Finally, [D] ends with the rhetorical question, “Is the jazā’ (reward) for iḥsān (excellence) anything but iḥsān?” This is different than the ending of [E] with the list of blessings reaching their literary climax with Allah’s name, “Tabāraka (Blessed beyond expectation) is the Name of your Master, Owner of Majesty and Honor.”
What is being suggested is that the lower Paradise in [D] was associated with jazā’ (reward) and human effort while the higher Paradise was associated with Allah’s blessings [E], meaning He has gone beyond reward for the higher Paradise. The āyah does not even mention who is deserving of the higher level of Paradise near Allah ﷻ. It is as if so say, it is beyond earning. It is not a reward, as one cannot do enough to earn this, and all you can say is that Allah’s name is full of blessings.

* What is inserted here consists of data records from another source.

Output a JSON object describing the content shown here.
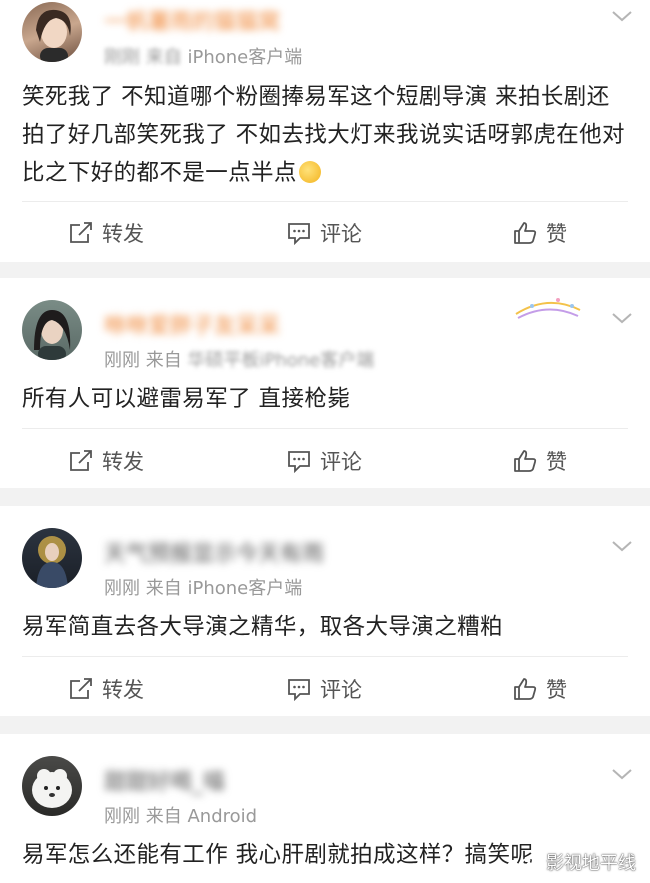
{
  "posts": [
    {
      "username": "一帆薯雨的猫猫窝",
      "time": "刚刚",
      "source_prefix": "来自",
      "source": "iPhone客户端",
      "text": "笑死我了 不知道哪个粉圈捧易军这个短剧导演 来拍长剧还拍了好几部笑死我了 不如去找大灯来我说实话呀郭虎在他对比之下好的都不是一点半点",
      "emoji_icon": "laughing-crying-emoji"
    },
    {
      "username": "咻咻爱胖子友呆呆",
      "time": "刚刚",
      "source_prefix": "来自",
      "source": "华硕平板iPhone客户端",
      "text": "所有人可以避雷易军了 直接枪毙"
    },
    {
      "username": "天气预报显示今天有雨",
      "time": "刚刚",
      "source_prefix": "来自",
      "source": "iPhone客户端",
      "text": "易军简直去各大导演之精华，取各大导演之糟粕"
    },
    {
      "username": "甜甜好喝_喵",
      "time": "刚刚",
      "source_prefix": "来自",
      "source": "Android",
      "text": "易军怎么还能有工作 我心肝剧就拍成这样？搞笑呢"
    }
  ],
  "actions": {
    "repost": "转发",
    "comment": "评论",
    "like": "赞"
  },
  "watermark": "影视地平线",
  "colors": {
    "username": "#f08a3c",
    "meta": "#999999",
    "text": "#222222",
    "background": "#f2f2f2"
  }
}
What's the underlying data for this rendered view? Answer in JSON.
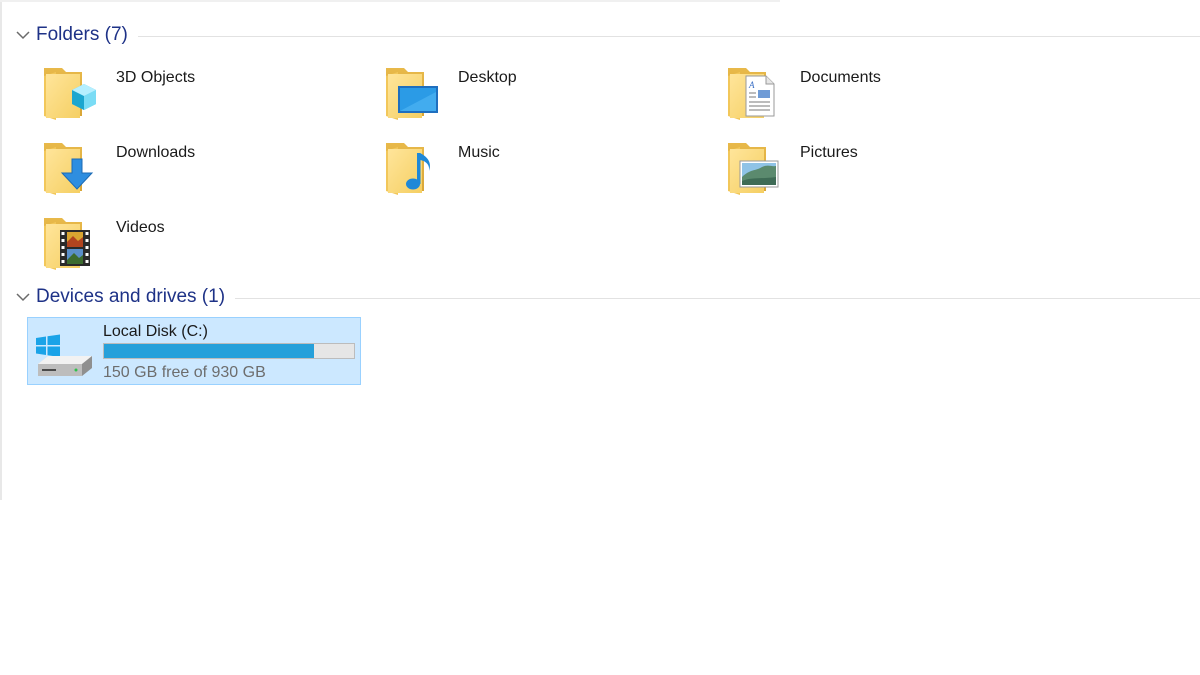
{
  "groups": {
    "folders": {
      "title": "Folders (7)"
    },
    "devices": {
      "title": "Devices and drives (1)"
    }
  },
  "folders": [
    {
      "label": "3D Objects",
      "icon": "3d-objects-folder-icon"
    },
    {
      "label": "Desktop",
      "icon": "desktop-folder-icon"
    },
    {
      "label": "Documents",
      "icon": "documents-folder-icon"
    },
    {
      "label": "Downloads",
      "icon": "downloads-folder-icon"
    },
    {
      "label": "Music",
      "icon": "music-folder-icon"
    },
    {
      "label": "Pictures",
      "icon": "pictures-folder-icon"
    },
    {
      "label": "Videos",
      "icon": "videos-folder-icon"
    }
  ],
  "drives": [
    {
      "name": "Local Disk (C:)",
      "free_text": "150 GB free of 930 GB",
      "used_fraction": 0.839,
      "icon": "windows-drive-icon",
      "selected": true
    }
  ],
  "colors": {
    "group_title": "#1e3287",
    "selection_bg": "#cce8ff",
    "selection_border": "#99d1ff",
    "usage_bar": "#26a0da",
    "folder_yellow": "#f8d775"
  }
}
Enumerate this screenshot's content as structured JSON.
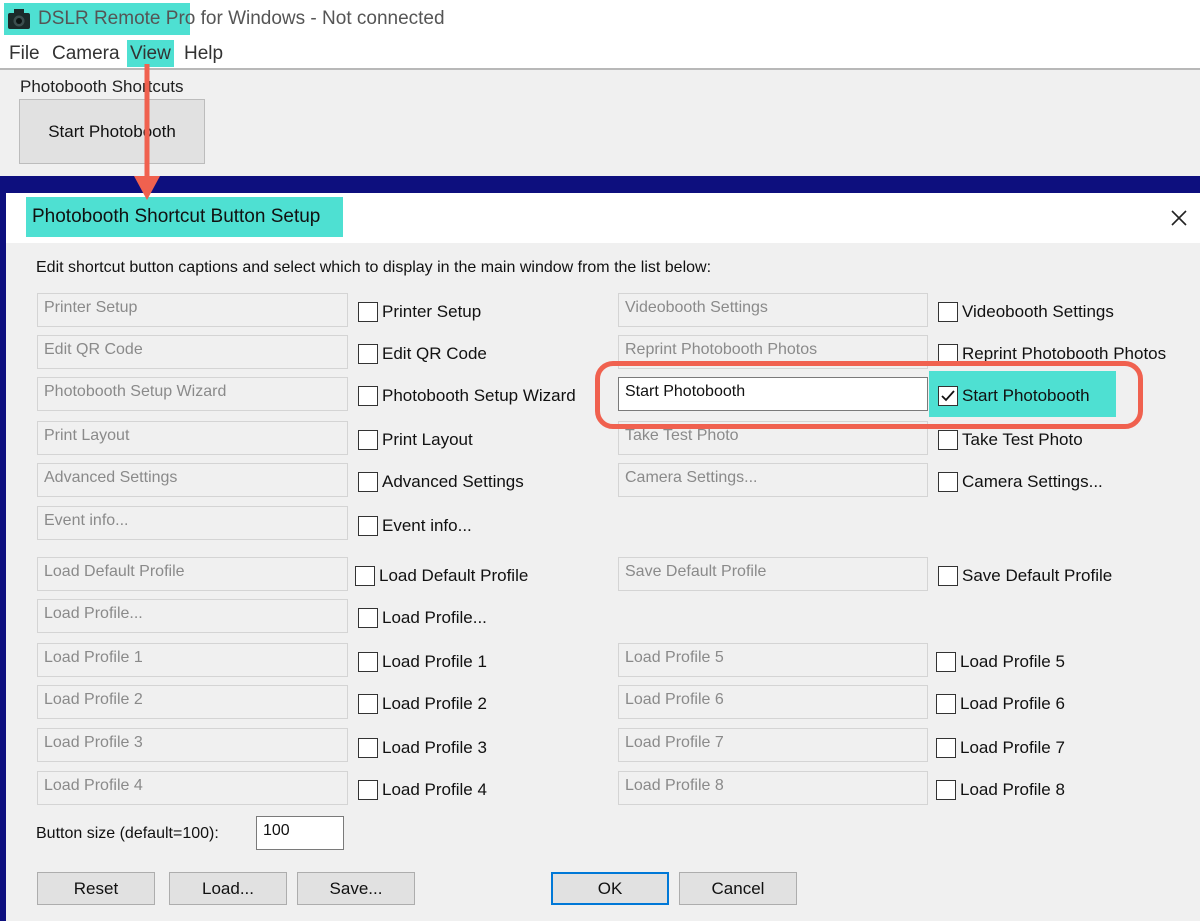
{
  "window": {
    "title_app": "DSLR Remote Pro",
    "title_rest": " for Windows - Not connected",
    "menu": [
      "File",
      "Camera",
      "View",
      "Help"
    ]
  },
  "main": {
    "group_label": "Photobooth Shortcuts",
    "shortcut_button": "Start Photobooth"
  },
  "dialog": {
    "title": "Photobooth Shortcut Button Setup",
    "instruction": "Edit shortcut button captions and select which to display in the main window from the list below:",
    "rows": [
      {
        "caption": "Printer Setup",
        "checkbox": "Printer Setup",
        "checked": false
      },
      {
        "caption": "Edit QR Code",
        "checkbox": "Edit QR Code",
        "checked": false
      },
      {
        "caption": "Photobooth Setup Wizard",
        "checkbox": "Photobooth Setup Wizard",
        "checked": false
      },
      {
        "caption": "Print Layout",
        "checkbox": "Print Layout",
        "checked": false
      },
      {
        "caption": "Advanced Settings",
        "checkbox": "Advanced Settings",
        "checked": false
      },
      {
        "caption": "Event info...",
        "checkbox": "Event info...",
        "checked": false
      },
      {
        "caption": "Load Default Profile",
        "checkbox": "Load Default Profile",
        "checked": false
      },
      {
        "caption": "Load Profile...",
        "checkbox": "Load Profile...",
        "checked": false
      },
      {
        "caption": "Load Profile 1",
        "checkbox": "Load Profile 1",
        "checked": false
      },
      {
        "caption": "Load Profile 2",
        "checkbox": "Load Profile 2",
        "checked": false
      },
      {
        "caption": "Load Profile 3",
        "checkbox": "Load Profile 3",
        "checked": false
      },
      {
        "caption": "Load Profile 4",
        "checkbox": "Load Profile 4",
        "checked": false
      },
      {
        "caption": "Videobooth Settings",
        "checkbox": "Videobooth Settings",
        "checked": false
      },
      {
        "caption": "Reprint Photobooth Photos",
        "checkbox": "Reprint Photobooth Photos",
        "checked": false
      },
      {
        "caption": "Start Photobooth",
        "checkbox": "Start Photobooth",
        "checked": true
      },
      {
        "caption": "Take Test Photo",
        "checkbox": "Take Test Photo",
        "checked": false
      },
      {
        "caption": "Camera Settings...",
        "checkbox": "Camera Settings...",
        "checked": false
      },
      {
        "caption": "Save Default Profile",
        "checkbox": "Save Default Profile",
        "checked": false
      },
      {
        "caption": "Load Profile 5",
        "checkbox": "Load Profile 5",
        "checked": false
      },
      {
        "caption": "Load Profile 6",
        "checkbox": "Load Profile 6",
        "checked": false
      },
      {
        "caption": "Load Profile 7",
        "checkbox": "Load Profile 7",
        "checked": false
      },
      {
        "caption": "Load Profile 8",
        "checkbox": "Load Profile 8",
        "checked": false
      }
    ],
    "button_size_label": "Button size (default=100):",
    "button_size_value": "100",
    "buttons": {
      "reset": "Reset",
      "load": "Load...",
      "save": "Save...",
      "ok": "OK",
      "cancel": "Cancel"
    }
  },
  "colors": {
    "highlight": "#4ee0d2",
    "annotation": "#f0614f",
    "backdrop": "#0d0f7e"
  }
}
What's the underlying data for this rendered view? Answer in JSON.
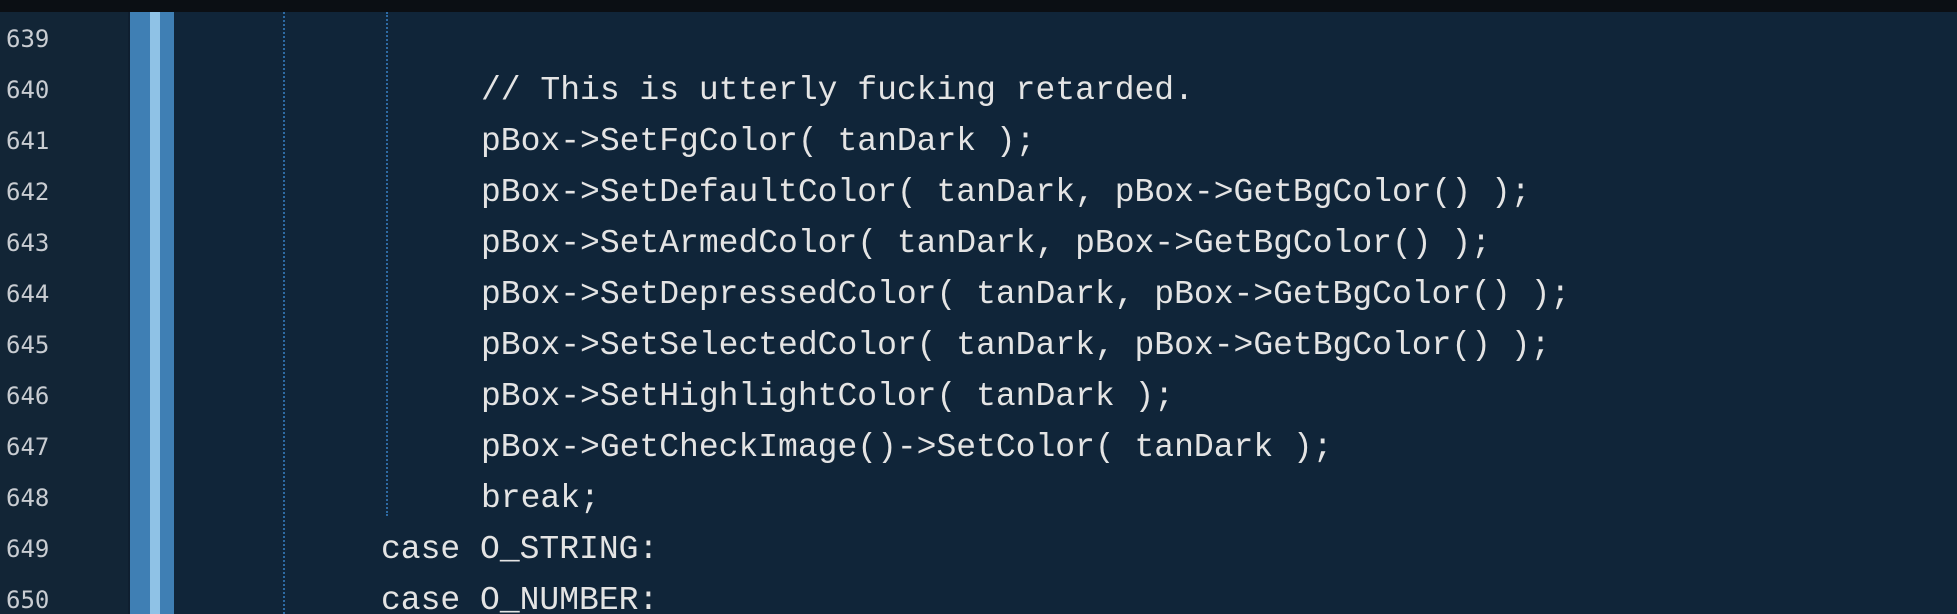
{
  "editor": {
    "lines": [
      {
        "number": "639",
        "code": ""
      },
      {
        "number": "640",
        "code": "// This is utterly fucking retarded."
      },
      {
        "number": "641",
        "code": "pBox->SetFgColor( tanDark );"
      },
      {
        "number": "642",
        "code": "pBox->SetDefaultColor( tanDark, pBox->GetBgColor() );"
      },
      {
        "number": "643",
        "code": "pBox->SetArmedColor( tanDark, pBox->GetBgColor() );"
      },
      {
        "number": "644",
        "code": "pBox->SetDepressedColor( tanDark, pBox->GetBgColor() );"
      },
      {
        "number": "645",
        "code": "pBox->SetSelectedColor( tanDark, pBox->GetBgColor() );"
      },
      {
        "number": "646",
        "code": "pBox->SetHighlightColor( tanDark );"
      },
      {
        "number": "647",
        "code": "pBox->GetCheckImage()->SetColor( tanDark );"
      },
      {
        "number": "648",
        "code": "break;"
      },
      {
        "number": "649",
        "code": "case O_STRING:"
      },
      {
        "number": "650",
        "code": "case O_NUMBER:"
      }
    ]
  },
  "colors": {
    "background": "#102539",
    "gutter": "#122536",
    "change_bar": "#3f7fb4",
    "indent_guide": "#2d6aa3",
    "code_text": "#e4e4e4",
    "line_number_text": "#c9cdd2"
  }
}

And Allah ﷻ knows best.
Ali Khan, Nouman and Sharif Randhawa. Divine Speech: Exploring the Quran as Literature. Bayyinah Institute, 2016.
Khan, Nouman. “Lessons From Surah Ar Rahman - Ustadh Nouman Ali Khan” YouTube, uploaded by Bayyinah Institute, Sep 28, 2013, https://youtu.be/BZ2l6INwynw?t=1118
Nouman Ali Khan’s reflections were built upon the research of Shaykh Hamiduddin Farahi and Dr. Israr Ahmed.
With the authors’ permission, I have reproduced most of their work and explanations with little to no changes from Divine Speech. When trying to reword it, I realized that I was only making it worse, so I am very grateful for their approval.
Because, on the Day of Judgment, they will receive their book of deeds in their left hand, signifying their condemnation. See 69:25-37 for more details.
Because, on the Day of Judgment, they will receive their book of deeds in the right hand, signifying their salvation. See 69:19-24 for more details.
The missing ayāh between every section in [D] is the recurring phrase, “And which of the favors of your Master will you deny.”